Zoning Reform: A New Approach to Community

Apr 22, 2019


Zoning by-laws are extremely important as they influence our health, wealth and happiness. They affect where we can live, what kind of neighbours we have, how we get to work and what kinds of jobs are nearby. They create barriers or encourage making friends, keeping streets safe and keeping fit.

Thunder Bay is currently dominated by monofunctional neighbourhoods dependent on cars. Our system is characterized by the most expensive, resource-intensive and land-consuming pattern that has ever existed. Recognizing the legacy costs and inherited infrastructure we have today, great progress has been made in recent years towards transforming our city into a leader in urban planning. We want to accelerate the pace of change and more radically enable the efforts and abilities of our planners to help build the city we need for our future.

Zoning by-laws should aim to fulfill core community needs: walking instead of driving, to ease our tax burden, to facilitate socially vibrant neighbourhoods and to help make people feel safe walking the streets at night. There is a crisis in affordable housing and we are neither attracting enough youth nor are we creating an environment where the elderly can age in comfort and ease.

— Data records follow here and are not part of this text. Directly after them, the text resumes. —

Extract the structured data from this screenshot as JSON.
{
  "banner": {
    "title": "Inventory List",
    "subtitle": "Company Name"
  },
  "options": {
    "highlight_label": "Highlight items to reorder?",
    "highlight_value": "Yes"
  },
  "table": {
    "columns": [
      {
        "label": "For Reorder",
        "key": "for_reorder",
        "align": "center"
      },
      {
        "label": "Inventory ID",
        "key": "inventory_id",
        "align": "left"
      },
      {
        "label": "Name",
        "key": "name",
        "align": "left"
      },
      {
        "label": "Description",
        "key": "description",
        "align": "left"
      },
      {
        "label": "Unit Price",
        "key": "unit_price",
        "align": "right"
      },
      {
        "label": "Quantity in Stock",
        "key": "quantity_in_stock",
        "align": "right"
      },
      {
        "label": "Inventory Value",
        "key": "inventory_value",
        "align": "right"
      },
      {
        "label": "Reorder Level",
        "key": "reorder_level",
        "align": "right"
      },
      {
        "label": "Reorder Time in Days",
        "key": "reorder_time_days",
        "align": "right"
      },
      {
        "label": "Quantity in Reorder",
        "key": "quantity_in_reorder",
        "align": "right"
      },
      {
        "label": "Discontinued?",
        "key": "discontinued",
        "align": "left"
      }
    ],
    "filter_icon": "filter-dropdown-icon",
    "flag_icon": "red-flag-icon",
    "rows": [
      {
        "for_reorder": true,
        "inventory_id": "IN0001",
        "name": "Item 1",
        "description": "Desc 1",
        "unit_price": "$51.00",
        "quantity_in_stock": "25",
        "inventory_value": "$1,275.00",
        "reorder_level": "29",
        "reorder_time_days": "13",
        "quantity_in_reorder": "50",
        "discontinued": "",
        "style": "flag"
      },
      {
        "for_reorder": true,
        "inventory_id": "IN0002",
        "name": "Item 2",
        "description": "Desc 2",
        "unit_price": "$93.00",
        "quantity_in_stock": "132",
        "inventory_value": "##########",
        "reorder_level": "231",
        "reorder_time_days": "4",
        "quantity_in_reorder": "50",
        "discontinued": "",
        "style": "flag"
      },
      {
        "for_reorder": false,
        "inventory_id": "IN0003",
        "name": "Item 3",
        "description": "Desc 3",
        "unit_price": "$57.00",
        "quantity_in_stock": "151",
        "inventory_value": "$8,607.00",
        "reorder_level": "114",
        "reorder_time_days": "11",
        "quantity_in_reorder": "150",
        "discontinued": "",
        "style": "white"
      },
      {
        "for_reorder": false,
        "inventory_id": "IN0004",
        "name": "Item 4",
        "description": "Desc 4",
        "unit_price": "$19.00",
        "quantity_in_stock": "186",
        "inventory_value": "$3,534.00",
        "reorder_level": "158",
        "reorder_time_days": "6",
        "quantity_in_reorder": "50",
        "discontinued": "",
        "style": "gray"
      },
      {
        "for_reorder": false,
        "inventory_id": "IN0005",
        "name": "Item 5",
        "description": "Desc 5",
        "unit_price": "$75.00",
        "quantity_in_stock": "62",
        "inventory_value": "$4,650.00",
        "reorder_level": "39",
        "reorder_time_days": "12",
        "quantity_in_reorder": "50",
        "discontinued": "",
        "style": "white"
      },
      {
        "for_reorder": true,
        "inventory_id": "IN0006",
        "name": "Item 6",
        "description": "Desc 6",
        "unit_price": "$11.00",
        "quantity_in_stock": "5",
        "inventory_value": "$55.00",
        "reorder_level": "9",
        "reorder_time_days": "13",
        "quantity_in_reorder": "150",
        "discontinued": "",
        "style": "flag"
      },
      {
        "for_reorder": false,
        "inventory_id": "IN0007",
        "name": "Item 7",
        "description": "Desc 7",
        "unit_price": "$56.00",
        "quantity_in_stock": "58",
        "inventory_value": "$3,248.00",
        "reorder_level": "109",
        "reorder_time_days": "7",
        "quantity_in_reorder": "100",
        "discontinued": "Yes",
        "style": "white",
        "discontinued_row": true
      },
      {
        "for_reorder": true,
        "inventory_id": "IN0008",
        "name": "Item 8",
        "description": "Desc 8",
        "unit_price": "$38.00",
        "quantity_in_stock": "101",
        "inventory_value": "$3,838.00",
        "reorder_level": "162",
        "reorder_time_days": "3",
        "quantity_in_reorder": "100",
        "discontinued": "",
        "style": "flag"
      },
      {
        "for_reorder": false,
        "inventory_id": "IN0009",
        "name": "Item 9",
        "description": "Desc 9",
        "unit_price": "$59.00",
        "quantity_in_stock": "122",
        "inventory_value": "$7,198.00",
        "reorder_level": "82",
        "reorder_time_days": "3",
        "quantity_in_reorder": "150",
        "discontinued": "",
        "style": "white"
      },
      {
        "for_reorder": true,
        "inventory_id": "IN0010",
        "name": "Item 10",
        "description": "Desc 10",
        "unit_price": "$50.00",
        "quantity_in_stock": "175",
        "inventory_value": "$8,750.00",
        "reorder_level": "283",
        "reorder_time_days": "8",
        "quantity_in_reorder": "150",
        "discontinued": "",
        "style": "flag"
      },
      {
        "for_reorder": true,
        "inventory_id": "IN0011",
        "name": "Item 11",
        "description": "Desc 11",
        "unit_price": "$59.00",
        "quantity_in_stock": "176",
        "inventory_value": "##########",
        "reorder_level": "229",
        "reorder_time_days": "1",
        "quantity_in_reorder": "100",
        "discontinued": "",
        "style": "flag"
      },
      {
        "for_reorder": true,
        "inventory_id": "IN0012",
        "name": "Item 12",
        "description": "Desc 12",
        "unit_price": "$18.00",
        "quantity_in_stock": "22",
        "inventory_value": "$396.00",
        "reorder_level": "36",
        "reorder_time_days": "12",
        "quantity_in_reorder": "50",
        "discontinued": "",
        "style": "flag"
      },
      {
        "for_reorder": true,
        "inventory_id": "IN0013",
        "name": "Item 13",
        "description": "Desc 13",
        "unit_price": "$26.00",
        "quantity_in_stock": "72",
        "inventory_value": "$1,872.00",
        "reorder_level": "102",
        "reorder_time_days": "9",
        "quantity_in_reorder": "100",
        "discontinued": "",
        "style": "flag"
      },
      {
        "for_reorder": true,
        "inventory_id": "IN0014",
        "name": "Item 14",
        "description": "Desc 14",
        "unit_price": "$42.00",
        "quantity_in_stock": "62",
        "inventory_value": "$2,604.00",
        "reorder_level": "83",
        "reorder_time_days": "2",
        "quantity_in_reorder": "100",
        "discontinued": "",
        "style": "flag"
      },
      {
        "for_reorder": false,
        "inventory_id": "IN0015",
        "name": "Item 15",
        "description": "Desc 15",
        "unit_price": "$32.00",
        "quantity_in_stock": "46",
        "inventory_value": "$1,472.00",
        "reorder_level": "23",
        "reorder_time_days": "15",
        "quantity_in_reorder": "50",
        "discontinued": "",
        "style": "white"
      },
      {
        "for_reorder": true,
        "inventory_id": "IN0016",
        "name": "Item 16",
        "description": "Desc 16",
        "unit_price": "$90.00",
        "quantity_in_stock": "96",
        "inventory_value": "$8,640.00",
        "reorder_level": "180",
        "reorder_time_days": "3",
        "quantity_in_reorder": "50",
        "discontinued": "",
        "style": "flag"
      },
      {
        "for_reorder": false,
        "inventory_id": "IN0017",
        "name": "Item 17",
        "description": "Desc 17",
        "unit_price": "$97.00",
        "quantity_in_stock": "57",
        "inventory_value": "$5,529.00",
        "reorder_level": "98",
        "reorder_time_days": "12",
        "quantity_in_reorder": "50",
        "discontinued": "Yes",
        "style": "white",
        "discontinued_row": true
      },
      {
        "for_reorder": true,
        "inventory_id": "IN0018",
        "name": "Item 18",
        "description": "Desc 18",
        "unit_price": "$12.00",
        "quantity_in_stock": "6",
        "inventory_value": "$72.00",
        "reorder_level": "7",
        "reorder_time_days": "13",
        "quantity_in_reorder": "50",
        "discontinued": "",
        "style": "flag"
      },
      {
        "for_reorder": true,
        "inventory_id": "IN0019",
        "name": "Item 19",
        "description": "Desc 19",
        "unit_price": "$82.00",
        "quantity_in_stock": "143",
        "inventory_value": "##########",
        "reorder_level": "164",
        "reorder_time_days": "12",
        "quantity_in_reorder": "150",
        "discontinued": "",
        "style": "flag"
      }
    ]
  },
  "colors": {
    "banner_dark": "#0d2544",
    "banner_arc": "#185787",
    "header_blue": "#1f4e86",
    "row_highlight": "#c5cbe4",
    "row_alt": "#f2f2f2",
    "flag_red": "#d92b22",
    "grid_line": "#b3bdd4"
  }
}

We need more intensive change and full package of reforms to place us on a path to financial, social or environmental health.

Vision:  A city based on walkable, mixed-use, mixed-income neighbourhoods.

The goal of zoning by-laws should be to foster 3 main goals for a healthy community:

  1. Physical and mental health – active and social people
  2. Fiscal health – prosperous businesses and a sustainable tax base
  3. Environmental health – sustainability and beautification of the urban environment

Changes We’re Seeking

Principles for a Zoning Framework:

1. Design the city around neighbourhood walksheds: fully-serviced, walkable neighbourhoods
2. Apply the harm principle – if prohibiting a use, there must be an articulatable and objective harm (ex: noise, pollution)

Practical By-Law Reform:

1. Use permissive rather than prohibitive language (“all permitted, except for”)
2. Write plain language version of City by-laws

Specific Examples:
  1. Rezone all residential areas to allow for up to 3 dwelling units – ex. Allow 2 storey single detached home to be  converted into main floor, basement and upper level apartments
  2.  Rezone all residential areas within 2 blocks of a bus route to allow for up to 6 dwelling units
  3. Create active transportation options on all streets and have trees and shrubbery on all streets
  4. Allow upper levels of all commercially-zoned space to be used for residential – ex. law office on main floor, residential space on top floor
  5. Allow small scale commercial spaces within all neighbourhoods and zoning codes – ex. limit size of building but not  what kinds of activities can be done in it – allow pizza shop, coffee shop, hairdresser, etc (apply harm principle)
  6. Allow ground level of all residential space to be used for commercial – (harm principle applies – no foul smells, pollution, excessive noise) – ex. convenience store on ground level, apartment above
  7. Simplify commercial/industrial zoning to allow for all reasonable uses of commercial and light industrial space
    – apply harm principle as exclusive barrier
  8. Prohibit monofunctional districts – exception industrial – i.e. prohibit entire area with all single detached homes and  no low rise apartments or commercial storefronts – must be mixed-use, mixed-income
  9. Strengthen and enforce provisions in the Official Plan related to densification and intensification

Practical Goals:

  1. encourage higher density construction and renovation/retrofit of existing buildings
  2. encourage intensified use of existing infrastructure and increased land values
  3. make the zoning by-laws legible to the average person who is subject to them
  4. make life easier for small-scale landlords and local business who are the main drivers of affordable housing and neighbourhood renewal


More affordable housing
Higher taxable base for the city
More dynamic business opportunities
Less red tape
Fewer vacant buildings
Healthier, more social people
Reducing environmental footprint
Dynamic urban environment that attracts youth and is senior friendly

Download the entire document (pdf) here.

The Thunder Bay Chamber of Commerce' advocacy work is made possible thanks to the generous support of our

Cornerstone Members: